9 Steps for Moving Sites Between Servers


Technical needs change over time. To have a better optimized website, this may mean migrating your website to a different server. Perhaps you’ve found a server more conducive to efficiency and performance, and you need guidance about how to switch.

While it may seem like more hassle than it’s worth, moving your site isn’t as difficult as it seems. By following a few simple steps you can avoid the data loss and downtime that may be standing as an unnecessary barrier between you and doing what’s right for your website and your business.

1. Ensure Compatibility with the New Hosting Environment

Ensure the new hosting environment will provide sufficient bandwidth, disk space, visitor limits, etc. Some hosts disallow certain code on their hosts e.g. the WP Engine Disallowed Plugins.

Inventory everything that needs to be moved. Other than your website, are there cron jobs, background processes, or other code which also need to be migrated?

2. Prep & Test New Server

Set everything up on the new server. Use your hosts file to test the new server with your production domain. Remember to copy over non-versioned server files such as crontabs, SSH authorized keys, and SSL certificates and keys. Consider moving a staging site to the new host first.

3. Lower Your DNS TTL

DNS records are usually cached based on their Time To Live or TTL values. To ensure that clients see the updated DNS records as soon as possible after the server move, lower the DNS TTLs to 300 seconds (or their lowest possible setting, if higher) at least two days before the server move.

4. Content Freeze & Maintenance Mode

Any changes made to the site on the old server after the final database backup is taken won’t make it to the new server. To prevent changes from being made on the old server, put the site in maintenance mode to ensure nothing new is written to the database. Ensure the client is aware that they won’t be able to make changes to the site and that the site will be down for all customers during this time.

5. Move Data

Once you’re sure there won’t be any further changes to the site or the data, take one last backup of the old site and move the data to the new server. Sometimes changes are limited to the database but often other non-versioned files (e.g. images, config files) will need to be moved as well. Load up the data on the new site. Be sure to check the file and directory ownership and permissions on the new server.

6. Handle Traffic on Old Server

Some clients do not respect DNS TTLs and will continue to route traffic to your old server even after the DNS has been updated. Decide how you will handle traffic hitting your old server. Do you want to shut down the server so that clients see an error page? Keep the site in maintenance mode? Set up the old server to proxy traffic to the new server?

7. Update DNS

Once everything is ready, update the DNS to point to the domain name to the new server. Be sure to update all records referring to the old server affected by the move.

8. Other Considerations

If the current server is acting as a DNS server then the IP address of the server will also need to be updated with the domain name registrar. If the current hosting provider is providing DNS then that will need to be migrated as well.

If your server sends email then your sending IP (with its associated reputation) will also be changing.
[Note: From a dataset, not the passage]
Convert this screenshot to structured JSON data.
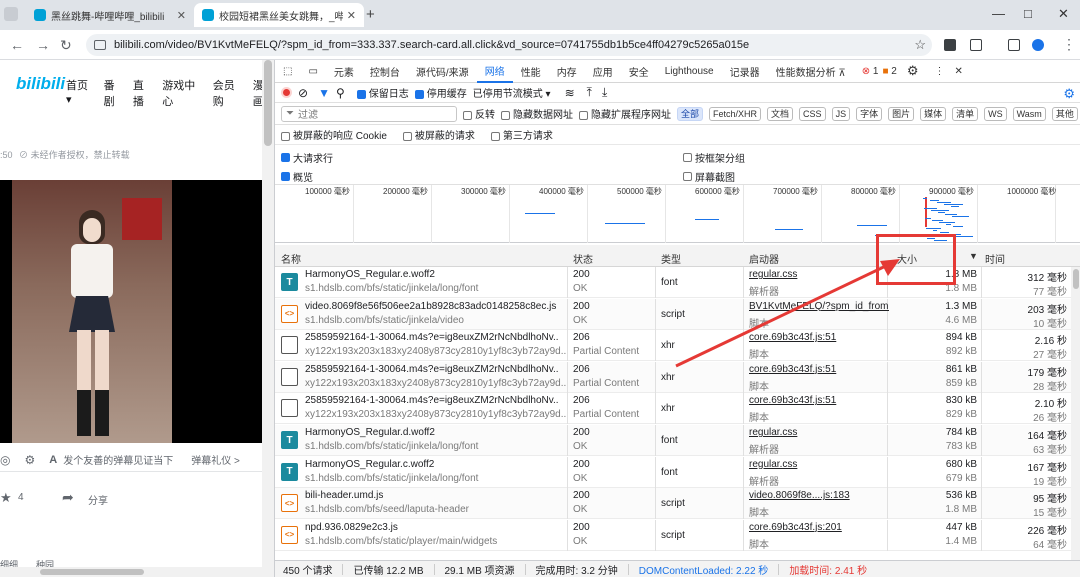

You’ll need to update the reverse DNS PTR record with the new web hosting provider to ensure that email continues to be delivered. Consider using a third-party SMTP server like MailGun instead.

Consider where else your old server IP address may be used; these will need to be updated as well. Common places you might find hard coded IP addresses include firewalls and API whitelists.

9. Deprovision Old Server

After some time the old server should be deprovisioned. Disable any backups or monitoring associated with the old server. Power down the old server. Leave the old server in a shut down state for some time so that it can be powered back on if any need for the server is discovered. Once there is confidence that the old server is no longer needed it can be deprovisioned.

What’s Next?

Interested in building a website? Or in migrating your existing website to a new server? Give us a call!


Steve Hulet


Steve is the Co-Founder and CTO at Fresh. A former Software Engineer at Amazon with over 12 years of web development experience, Steve provides technical, architectural, and engineering oversight to projects. Steve is responsible for all technology reviews related to websites. His specialities include programming languages such as C, C++, Java, Python, and PHP, and technology software including Eclipse, GLPK, jQuery, Linux, and MATLAB. Steve’s skills include automation, databases, linear programming, optimization, and testing, all of which he uses in conjunction with Fresh’s digital strategists provide innovative solutions to clients.